As ministry activity on Lindisfarne increased, Aiden found it increasingly difficult to follow the example of Jesus, who “…often withdrew to lonely places and prayed” (Luke 5.16). So, the monk decided to establish a solitary refuge on a nearby island that was little more than a series of large rocky outcroppings. Oswald and others tried to dissuade him because the place Aiden selected was rife with demonic manifestations and the site of many shipwrecks. The monk responded with fasting and prayer, and after several harrowing nights alone cleansed the place of evil.

Aiden also exercised authority over the sea. One of the king’s nobles was sent to the south of England to bring back a royal bride. To reach his destination, the emissary would have to cross Penda’s kingdom. Travelling along he could ride a horse and avoid detection, but when returned with the young woman and her entourage, the nobleman would have to sail in a boat in order to avoid the enemy. Aiden gave the man a vial of oil and told him to use it if the ship entered a storm. On the return voyage, a fierce tempest came out of the north and threatened to capsize the boat. When all hope appeared gone, the nobleman fought his way across the deck and poured the oil into the sea. Instantly, the waters calmed.

After reigning eight years, Oswald decided to march south and deal with Penda once and for all. Initially, he met with success, but then Penda obtained reinforcements from Wales and counter-attacked. Oswald was defeated and killed. A jubilant Penda cut off Oswald’s head and arms and stuck them on poles outside his citadel as trophies to the power of his gods. Oswald’s younger brother, Oswy, ascended to the throne. A year later, Oswy and a handful of brave warriors, like the men of Jabesh Gilead who retrieved Saul’s body from the Philistines, recovered Oswald’s remains and brought them to Bamburgh.

Passing the Mantle

The influence of the Christians on Lindisfarne continued to increase. The legitimacy of any spiritual work is judged by its fruit. True fruit remains. Aiden’s days of planting seeds and harvesting crops for the kingdom of God came to an end on the night of August 31, 651. When the monk took his last breath, a young man watching sheep in a field near Lindisfarne saw a vision of angels descending and ascending as they ushered a soul of great brightness into heaven. This young man, Cuthbert, eventually took Aiden’s place of leadership of Holy Island.

Will all apostles and apostolic centres look like Aiden of Lindisfarne and Holy Island? No. Every Christian is uniquely different.

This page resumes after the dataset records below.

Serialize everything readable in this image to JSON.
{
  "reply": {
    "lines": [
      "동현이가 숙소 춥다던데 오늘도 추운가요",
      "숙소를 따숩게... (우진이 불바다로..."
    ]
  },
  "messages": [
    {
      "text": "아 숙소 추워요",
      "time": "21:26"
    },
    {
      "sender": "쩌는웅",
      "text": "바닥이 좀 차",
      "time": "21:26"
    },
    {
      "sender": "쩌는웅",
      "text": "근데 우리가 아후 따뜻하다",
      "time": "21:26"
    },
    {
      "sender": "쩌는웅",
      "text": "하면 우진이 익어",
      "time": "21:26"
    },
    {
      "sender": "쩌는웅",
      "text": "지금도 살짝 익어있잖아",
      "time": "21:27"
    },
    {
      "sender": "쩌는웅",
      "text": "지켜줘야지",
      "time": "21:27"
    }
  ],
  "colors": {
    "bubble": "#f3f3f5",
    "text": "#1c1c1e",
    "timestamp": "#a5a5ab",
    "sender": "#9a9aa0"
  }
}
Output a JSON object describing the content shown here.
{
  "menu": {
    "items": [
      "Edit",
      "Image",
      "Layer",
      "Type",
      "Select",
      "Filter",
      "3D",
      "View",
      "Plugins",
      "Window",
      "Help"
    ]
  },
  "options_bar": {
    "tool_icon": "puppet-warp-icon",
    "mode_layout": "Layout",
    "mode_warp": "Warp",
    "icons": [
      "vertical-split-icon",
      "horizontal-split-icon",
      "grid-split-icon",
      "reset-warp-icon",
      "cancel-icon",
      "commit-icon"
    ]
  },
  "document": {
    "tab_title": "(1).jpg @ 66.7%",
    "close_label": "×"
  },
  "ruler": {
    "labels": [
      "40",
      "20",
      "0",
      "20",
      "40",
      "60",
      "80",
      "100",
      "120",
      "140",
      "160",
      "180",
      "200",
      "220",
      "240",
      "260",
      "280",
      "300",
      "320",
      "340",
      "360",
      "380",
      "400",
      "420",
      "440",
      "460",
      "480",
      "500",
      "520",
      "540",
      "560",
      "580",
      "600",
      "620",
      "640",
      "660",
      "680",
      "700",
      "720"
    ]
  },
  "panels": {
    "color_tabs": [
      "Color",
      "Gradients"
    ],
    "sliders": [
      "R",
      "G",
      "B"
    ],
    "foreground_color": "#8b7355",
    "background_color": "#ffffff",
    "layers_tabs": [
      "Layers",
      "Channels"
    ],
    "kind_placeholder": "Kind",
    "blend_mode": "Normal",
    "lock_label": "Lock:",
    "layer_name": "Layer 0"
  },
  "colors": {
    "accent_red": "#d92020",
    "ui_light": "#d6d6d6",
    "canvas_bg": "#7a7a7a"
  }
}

No two apostles share identical ministries. However, as the restoration of the apostolic office takes place in the church, it is important to consider the characteristics that mark a true apostle. Aiden’s faithfulness to the call of God for his generation reveals some of those traits. His vision, devotion, unselfishness, prayer-life, love of the Scriptures, influence on other leaders, and spiritual authority are signposts from the past that can guide the church in the future.

All quotes to source documents are taken from Flame in My Heart by David Adam, Triangle Press, London.

Biography: Robert Whitlow is a best-selling author of legal novels set in the South and winner of the prestigious Christy Award for Contemporary Fiction. A Furman University graduate, Whitlow received his J.D. with honours from the University of Georgia School of Law where he served on the staff of the Georgia Law Review. A practicing attorney, Whitlow and his wife, Kathy, have four children. They make their home in North Carolina.

Share This